The Red-crested cardinal has a distinctive red head and crest, with the rest of its body being black and gray. This species, native to Brazil, is a songbird from the tanagers family. Despite the similar name, it is not a close relative of the true cardinal family of Cardinalidae. It is also known as the Brazilian cardinal. It measures 7.5 inches long and in captivity lives for up to 15 years.
These birds occur throughout the middle part of South America. This species does not migrate but is found year-round from central Bolivia south to Paraguay and in northeastern and central Argentina, throughout Uruguay and in the very south of Brazil. They have been introduced to Puerto Rico and Hawaii. In the wild, they inhabit a semi-open environment of scattered shrubbery and trees, especially near water.
Habits and lifestyle
These colorful birds are diurnal and often are seen in small groups or pairs, and outside the breeding season will form larger flocks.

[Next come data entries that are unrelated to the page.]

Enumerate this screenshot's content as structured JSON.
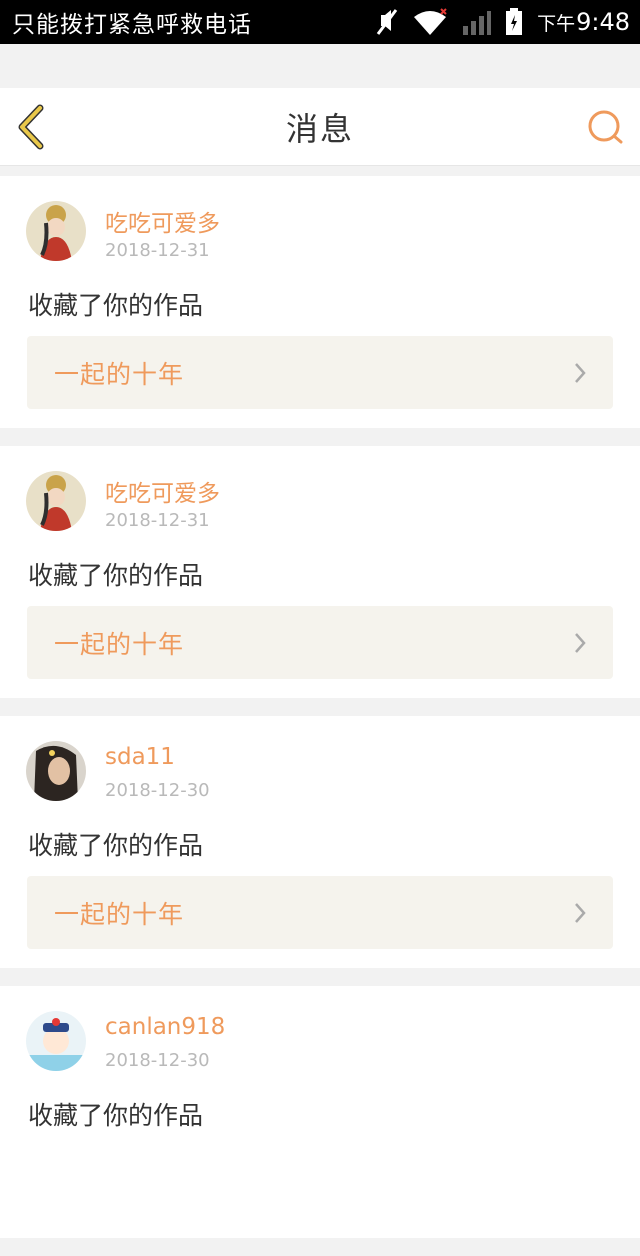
{
  "status_bar": {
    "left_text": "只能拨打紧急呼救电话",
    "time_prefix": "下午",
    "time": "9:48",
    "icons": [
      "mute-icon",
      "wifi-icon",
      "signal-icon",
      "battery-icon"
    ]
  },
  "header": {
    "title": "消息",
    "back_icon": "chevron-left-icon",
    "search_icon": "search-icon",
    "accent_color": "#ef9a5c",
    "back_color": "#e9c84a"
  },
  "messages": [
    {
      "username": "吃吃可爱多",
      "date": "2018-12-31",
      "action": "收藏了你的作品",
      "work_title": "一起的十年",
      "avatar": "avatar-illustrated-woman"
    },
    {
      "username": "吃吃可爱多",
      "date": "2018-12-31",
      "action": "收藏了你的作品",
      "work_title": "一起的十年",
      "avatar": "avatar-illustrated-woman"
    },
    {
      "username": "sda11",
      "date": "2018-12-30",
      "action": "收藏了你的作品",
      "work_title": "一起的十年",
      "avatar": "avatar-photo-woman"
    },
    {
      "username": "canlan918",
      "date": "2018-12-30",
      "action": "收藏了你的作品",
      "work_title": "",
      "avatar": "avatar-cartoon-character"
    }
  ]
}
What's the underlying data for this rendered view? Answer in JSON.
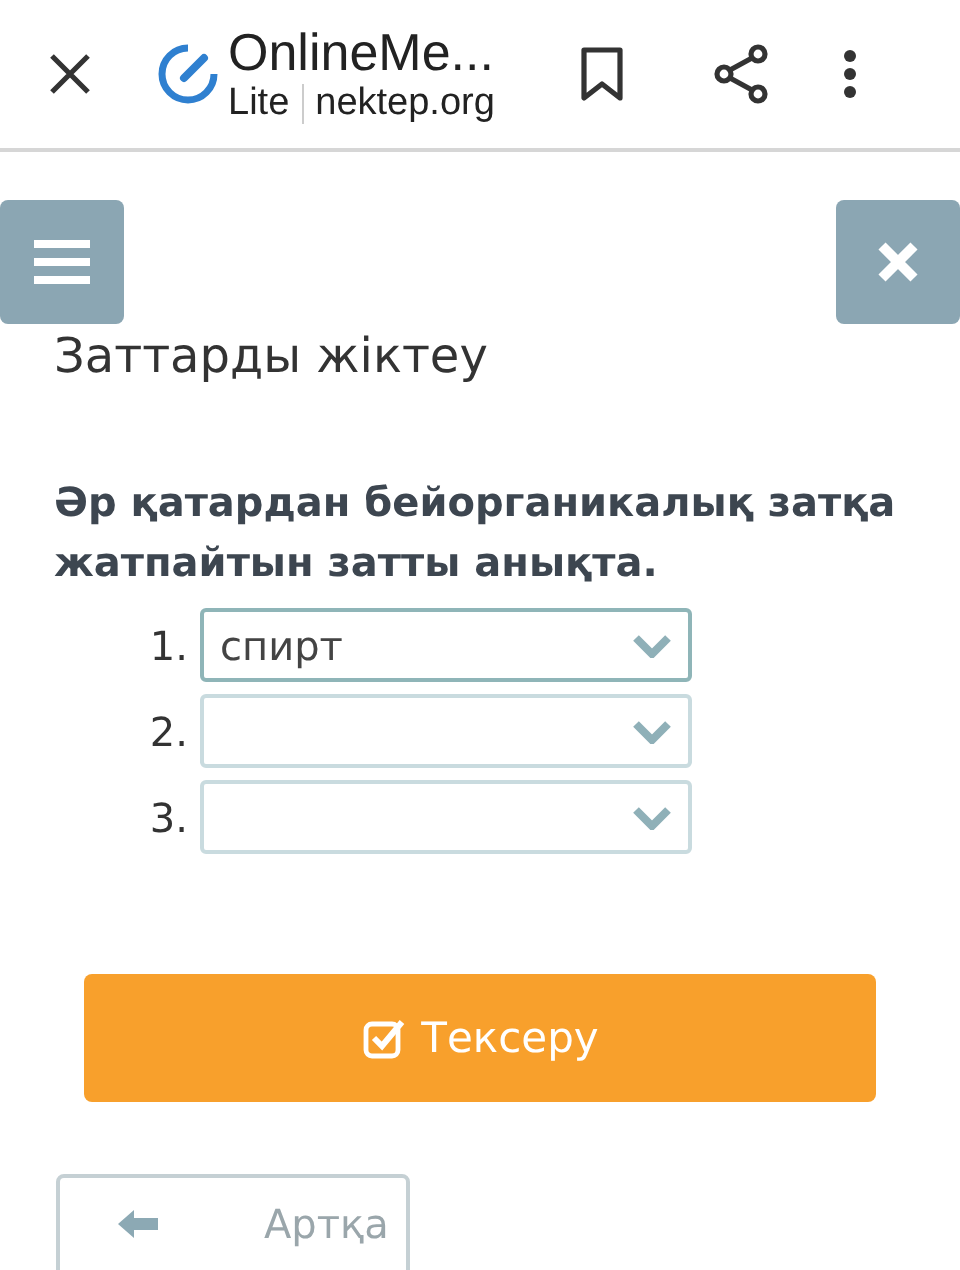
{
  "browser_bar": {
    "title": "OnlineMe...",
    "mode": "Lite",
    "domain": "nektep.org"
  },
  "heading": "Заттарды жіктеу",
  "question": "Әр қатардан бейорганикалық затқа жатпайтын затты анықта.",
  "answers": [
    {
      "number": "1.",
      "value": "спирт"
    },
    {
      "number": "2."
    },
    {
      "number": "3."
    }
  ],
  "check_button": "Тексеру",
  "back_button": "Артқа"
}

They typically forage low in shrubbery or on the ground, and in urban environments may become quite tame, approaching humans for food. Males can become aggressive during the mating season, vigorously chasing intruders. Both male and female use their crests for showing emotion. In flight, their path is undulating. This species has a melodious song which features a range of whistles and musical chirps of varied pitch. A single song only lasts 1-3 seconds, but a song may be repeated over and over.
college, deck, radiance, conclave, Vatican
Diet and nutrition
Red-crested cardinals are omnivores, they mainly eat plant seeds, berries, fruits, and insects.
Red-crested cardinals are monogamous and pairs mate for life. During the breeding season, birds remain exclusively in pairs. Mates maintain continuous contact by means of vocalizations and duets. Courtship displays involve strutting, fanning their tails and clicking their bills. The breeding season runs from October and November each year. The male constructs a cup-shaped nest of grass and twigs, and lines the cup with finer material such as rootlets, plant fibers and fur. The nest is located in the fork of a tree, typically 6-20 feet from the ground. Each year a pair raises 1-2 broods. 2-5 eggs are laid each breeding season and they are incubated for 12-13 days. The juveniles leave the nest 2-3 weeks after they hatch. Once they leave the nest, juveniles may stay in the family group for as long as a year until they find a mate.
These birds are not regarded as threatened or endangered, but can be susceptible to loss of habitat. As these birds are popular pets, bird poaching is likely to be a much bigger threat, but this has not had a significant impact yet on overall population numbers.
According to IUCN Red List, the Red-crested cardinal is common throughout its large range but no overall population estimate is available. According to the IUCN, the total population size of the species in Japan is 100-10,000 introduced breeding pairs that have been introduced. Currently, Red-crested cardinals are classified as Least Concern (LC) and their numbers today remain stable.
Fun facts for kids
- These birds can easily be confused with the Yellow-billed cardinal or the Red-cowled cardinal, although neither of these species has the distinctive red crest, and the former clearly has a yellow bill.
- A Red-crested cardinal called Pedro, a supporting character, appears in the films Rio and Rio 2.
- Although the male builds the nest, his mate gives the final approval.
- If a male loses sight of his mate, he makes a guttural call.
- Red-crested cardinal adults have a red crest and a white bill, while juveniles have a crest that is brown, and a black bill.
Red-Crested Cardinal Wikipedia articlehttps://en.wikipedia.org/wiki/Red-crested_cardinal
Red-Crested Cardinal on The IUCN Red List sitehttp://www.iucnredlist.org/details/22721582/0